London: With his comments often sparking one controversy after another, Reserve Bank Governor Raghuram Rajan has said he has got "enough minefields to deal with" and does not want to add to this list.
Known for his frank views on all pressing issues, Rajan created a major controversy back home recently by using a famous Hindi saying 'andhon mein kaana raja (one-eyed is king in the land of blind)' while referring to India being touted as the 'bright spot in a gloomy economy'.
Earlier, his comments on intolerance and various other issues have also triggered controversies while he has been of late facing heat from some BJP leaders demanding refusal of any extension to him at RBI. Rajan's current 3-year tenure as RBI Governor will end this September.
At an interaction here at Chicago Booth School, London, Rajan said in reply to a question seeking his views on 'Brexit' that he does not want another 'minefield' for him.
He was asked for his views, with people who want to leave the European Union often citing example of India as a country with whom Britain might do very rapid trade deals.
"You have asked me a Brexit question in a way that I should possibly be able to answer," Rajan replied invoking a peal of laughter from the audience.
However, he proceeded further to present his view on the issue.
"Let me say on the Brexit question, I think what is really very interesting and energising is that everybody is talking about it, everybody is coming with their studies and their analyses. So, I think you have enough people here talking about it and you would reach a decision whatever it is. So, I don't want to add my two-cents to that."
Prodded further that whether people from economics were being very one-sided in their studies in this regard, Rajan told the moderator, "You are getting me again", invoking another round of laughter.

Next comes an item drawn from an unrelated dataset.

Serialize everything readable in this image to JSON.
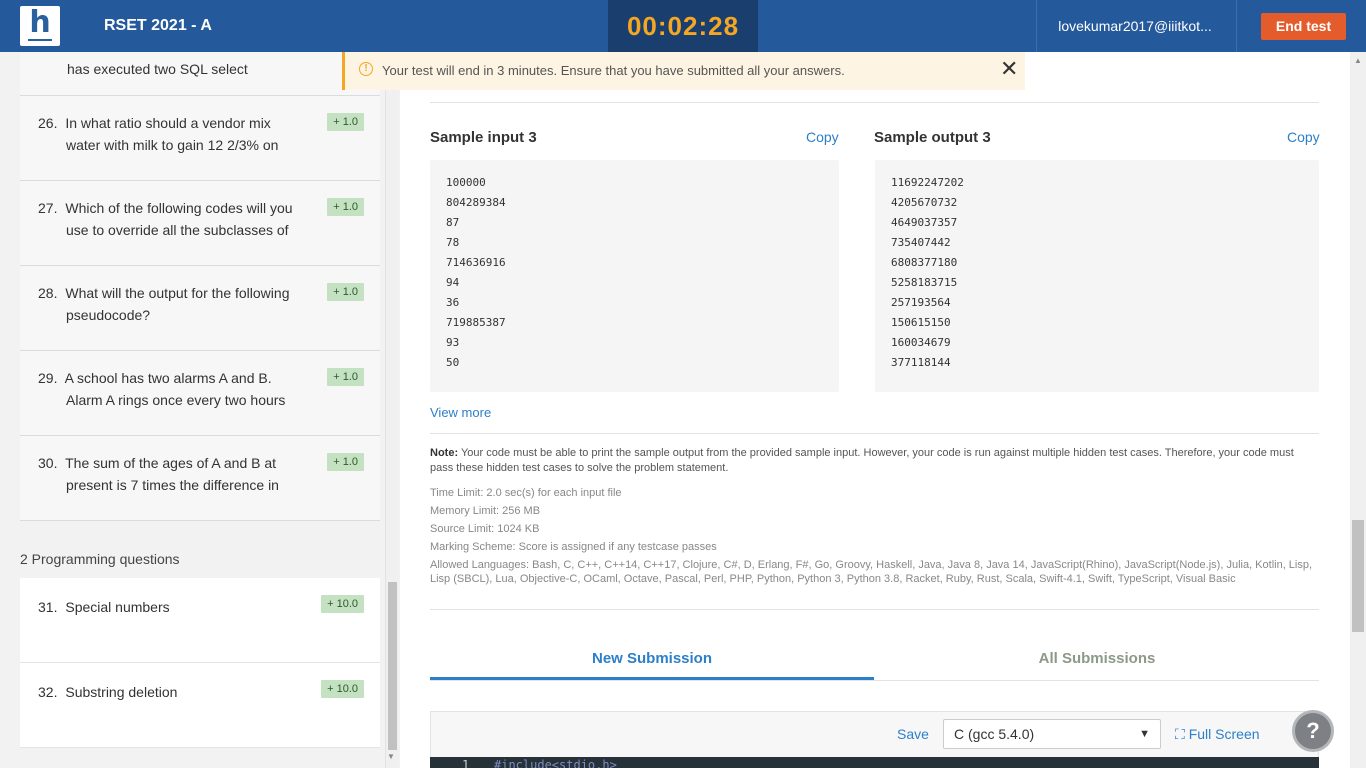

"Let me say that there are very responsible organisations doing these studies. But as with any economic study, ultimately it depends on whether they are driven by pure economics... (and) what does it mean actually for my salary, my bottomlines. Or, are they driven by other forces which we understand less... Various political attitudes, nationalism and so on...
"I think this is a minefield. I don't want to... I have enough minefields to deal with," he said.
After his 'one-eyed king' remark triggered a major controversy, Rajan devoted his entire convocation lecture last month at the National Institute of Bank Management in Pune to contextualise his comments.
Stating that growth is just one measure of performance, Rajan said India is still one of the poorest large countries on per capita basis and he cannot get euphoric if India is the fastest-growing large economy.
At the same time, he also called for efforts to improve public dialogue, saying "Speakers have to be more careful with words and not be gratuitously offensive. At the same time, listeners should not look for insults everywhere and should place words in context so as to understand intent".